### [PROMPT]
Set down each line exactly, beginning with the one that contains "Enumerate this screenshot's" and continuing through the last line of the listing, and nothing else.

━━━━━ RECORDS FOR PROCESSING

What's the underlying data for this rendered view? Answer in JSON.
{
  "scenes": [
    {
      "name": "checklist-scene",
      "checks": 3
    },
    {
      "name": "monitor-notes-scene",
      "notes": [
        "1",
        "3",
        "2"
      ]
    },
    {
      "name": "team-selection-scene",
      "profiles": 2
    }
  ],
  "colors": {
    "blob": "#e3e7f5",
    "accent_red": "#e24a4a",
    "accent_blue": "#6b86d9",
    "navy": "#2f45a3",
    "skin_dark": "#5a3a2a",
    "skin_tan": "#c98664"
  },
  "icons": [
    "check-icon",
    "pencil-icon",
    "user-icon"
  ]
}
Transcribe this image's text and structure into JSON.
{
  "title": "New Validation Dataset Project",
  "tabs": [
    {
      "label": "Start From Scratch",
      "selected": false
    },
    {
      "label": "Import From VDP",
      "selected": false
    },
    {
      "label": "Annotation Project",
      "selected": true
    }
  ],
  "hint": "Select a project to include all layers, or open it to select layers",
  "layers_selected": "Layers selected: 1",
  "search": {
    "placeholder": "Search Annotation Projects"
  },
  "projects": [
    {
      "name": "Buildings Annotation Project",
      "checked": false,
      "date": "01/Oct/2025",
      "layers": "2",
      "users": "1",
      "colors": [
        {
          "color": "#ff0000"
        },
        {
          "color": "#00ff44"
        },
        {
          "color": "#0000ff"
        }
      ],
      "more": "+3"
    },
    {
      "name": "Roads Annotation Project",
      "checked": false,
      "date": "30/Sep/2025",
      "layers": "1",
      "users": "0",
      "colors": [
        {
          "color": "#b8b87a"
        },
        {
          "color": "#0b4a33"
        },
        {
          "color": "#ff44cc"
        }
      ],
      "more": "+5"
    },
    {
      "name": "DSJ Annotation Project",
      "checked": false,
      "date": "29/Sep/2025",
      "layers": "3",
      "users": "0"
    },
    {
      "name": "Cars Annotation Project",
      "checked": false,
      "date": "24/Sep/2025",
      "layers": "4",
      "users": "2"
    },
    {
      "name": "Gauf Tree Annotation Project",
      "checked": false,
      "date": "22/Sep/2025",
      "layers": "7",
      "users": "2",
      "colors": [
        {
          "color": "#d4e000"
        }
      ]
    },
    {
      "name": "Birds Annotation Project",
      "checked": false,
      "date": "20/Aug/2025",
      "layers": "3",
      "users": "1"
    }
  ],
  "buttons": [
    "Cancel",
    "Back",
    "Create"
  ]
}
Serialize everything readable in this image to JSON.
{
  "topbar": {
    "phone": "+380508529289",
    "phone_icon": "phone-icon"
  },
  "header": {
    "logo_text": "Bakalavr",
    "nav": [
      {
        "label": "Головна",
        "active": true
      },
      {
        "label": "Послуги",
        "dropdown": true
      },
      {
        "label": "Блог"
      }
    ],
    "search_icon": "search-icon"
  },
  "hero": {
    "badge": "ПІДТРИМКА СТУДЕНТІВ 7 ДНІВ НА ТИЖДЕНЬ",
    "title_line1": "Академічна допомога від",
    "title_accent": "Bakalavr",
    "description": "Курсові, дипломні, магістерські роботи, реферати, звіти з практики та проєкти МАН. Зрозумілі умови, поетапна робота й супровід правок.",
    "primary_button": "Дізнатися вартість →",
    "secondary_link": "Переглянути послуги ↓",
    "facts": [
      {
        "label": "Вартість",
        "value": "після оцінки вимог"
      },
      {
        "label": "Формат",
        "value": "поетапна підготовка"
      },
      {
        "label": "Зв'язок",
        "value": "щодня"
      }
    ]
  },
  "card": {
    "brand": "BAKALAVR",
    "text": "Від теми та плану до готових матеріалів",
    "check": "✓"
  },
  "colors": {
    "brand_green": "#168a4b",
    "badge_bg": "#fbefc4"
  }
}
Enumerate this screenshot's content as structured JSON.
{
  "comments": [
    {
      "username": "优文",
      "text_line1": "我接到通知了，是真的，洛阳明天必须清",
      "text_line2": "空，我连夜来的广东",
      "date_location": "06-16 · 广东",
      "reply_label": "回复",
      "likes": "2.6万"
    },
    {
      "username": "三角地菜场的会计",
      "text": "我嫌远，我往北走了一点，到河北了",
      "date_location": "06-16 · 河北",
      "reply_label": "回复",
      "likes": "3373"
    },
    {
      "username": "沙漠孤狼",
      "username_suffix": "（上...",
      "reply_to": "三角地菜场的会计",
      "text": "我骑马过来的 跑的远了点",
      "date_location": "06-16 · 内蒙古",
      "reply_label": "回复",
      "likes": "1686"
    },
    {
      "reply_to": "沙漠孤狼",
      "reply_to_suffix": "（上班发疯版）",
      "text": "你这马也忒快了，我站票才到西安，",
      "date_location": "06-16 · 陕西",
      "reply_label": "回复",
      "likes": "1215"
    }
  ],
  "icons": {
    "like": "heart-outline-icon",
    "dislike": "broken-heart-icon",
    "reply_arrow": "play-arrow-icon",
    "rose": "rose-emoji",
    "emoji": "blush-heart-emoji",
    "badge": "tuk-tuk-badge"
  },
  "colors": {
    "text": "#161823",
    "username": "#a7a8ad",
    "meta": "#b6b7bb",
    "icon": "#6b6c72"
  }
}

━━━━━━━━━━

### [RESPONSE]
Enumerate this screenshot's content as structured JSON.
{
  "comments": [
    {
      "username": "优文",
      "text_line1": "我接到通知了，是真的，洛阳明天必须清",
      "text_line2": "空，我连夜来的广东",
      "date_location": "06-16 · 广东",
      "reply_label": "回复",
      "likes": "2.6万"
    },
    {
      "username": "三角地菜场的会计",
      "text": "我嫌远，我往北走了一点，到河北了",
      "date_location": "06-16 · 河北",
      "reply_label": "回复",
      "likes": "3373"
    },
    {
      "username": "沙漠孤狼",
      "username_suffix": "（上...",
      "reply_to": "三角地菜场的会计",
      "text": "我骑马过来的 跑的远了点",
      "date_location": "06-16 · 内蒙古",
      "reply_label": "回复",
      "likes": "1686"
    },
    {
      "reply_to": "沙漠孤狼",
      "reply_to_suffix": "（上班发疯版）",
      "text": "你这马也忒快了，我站票才到西安，",
      "date_location": "06-16 · 陕西",
      "reply_label": "回复",
      "likes": "1215"
    }
  ],
  "icons": {
    "like": "heart-outline-icon",
    "dislike": "broken-heart-icon",
    "reply_arrow": "play-arrow-icon",
    "rose": "rose-emoji",
    "emoji": "blush-heart-emoji",
    "badge": "tuk-tuk-badge"
  },
  "colors": {
    "text": "#161823",
    "username": "#a7a8ad",
    "meta": "#b6b7bb",
    "icon": "#6b6c72"
  }
}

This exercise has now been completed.